To preserve, protect, interpret and celebrate the unique contributions of the people and communities associated with the South’s textile industry by creating a 700-mile National Heritage Corridor—so that its culture and values are sustained and shared with the traveling public and future generations
To save the legacy stories of the region’s cotton mill people and its textile industry, to preserve the places where those stories unfolded and to better document this era of history in all its cultural dimensions
To promote economic development within the Corridor by attracting cultural heritage tourists and cultivating associated job-producing business and commerce
What is the Corridor?
The Southern Textile Heritage Corridor runs from Richmond, Virginiato Montgomery, Alabamawith I-85 as its backbone. A spur northward throughRockinghamCounty via US Hwy 29 toDanville,Virginia is also a part. This area still retains the largest concentration of textile manufacturing in the nation.
The Corridor includes many types of mill village and textile-related venues: museums, textile exhibits, renovated mills, intact mill villages, historic churches, music events, sports venues, festivals, authentic eating establishments and a myriad of cultural survivals and interpretive sites
Although most attractions are in counties no more than an hour’s drive in any direction from its main route, other Textile Trails will lead you to areas of further distance but great interest.

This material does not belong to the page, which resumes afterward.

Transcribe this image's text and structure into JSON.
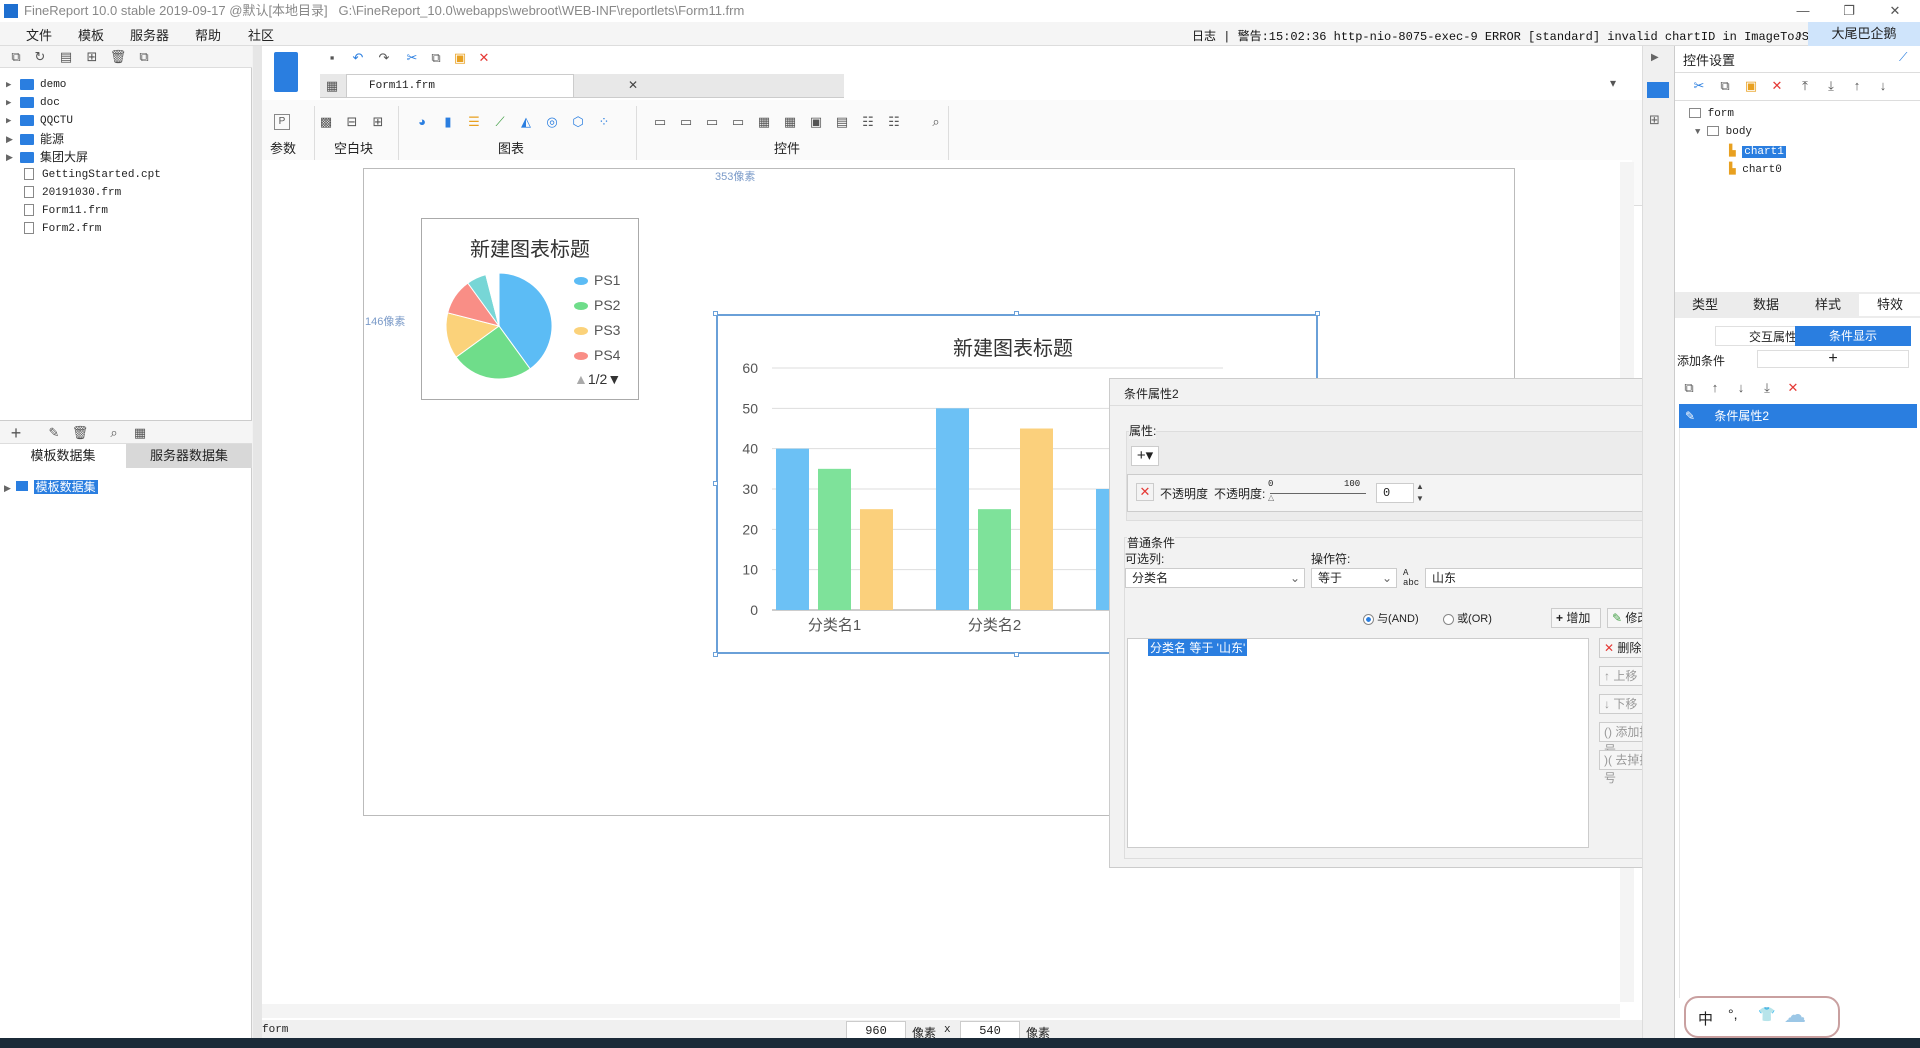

The majority of the region’s cotton mill people had their roots back across the Atlantic, most having come down theGreat Wagon RoadfromPennsylvaniato the South before the American Revolution. Their ancestors once spun linen, wool and cotton yarn and wove it into cloth on hand looms in log cabins. We seek to explore these artisanal roots in collaboration with existing historic sites.
There still exists a smaller but enlivened textile industry in the South today. Many firms have employed new technologies to find niches in the world market, still providing jobs to thousands. At this time, we know of no public tours of textile mills in the South.
Most early cotton mill were located in rural or semi-rural settings — many next to rivers and large streams at their falls. These natural and small man-made landscapes are treasured by their local communities and should be guarded by us all. Many mill towns are creating new greenways that preserve textile heritage alongside this beautiful natural scenery for visitors to enjoy.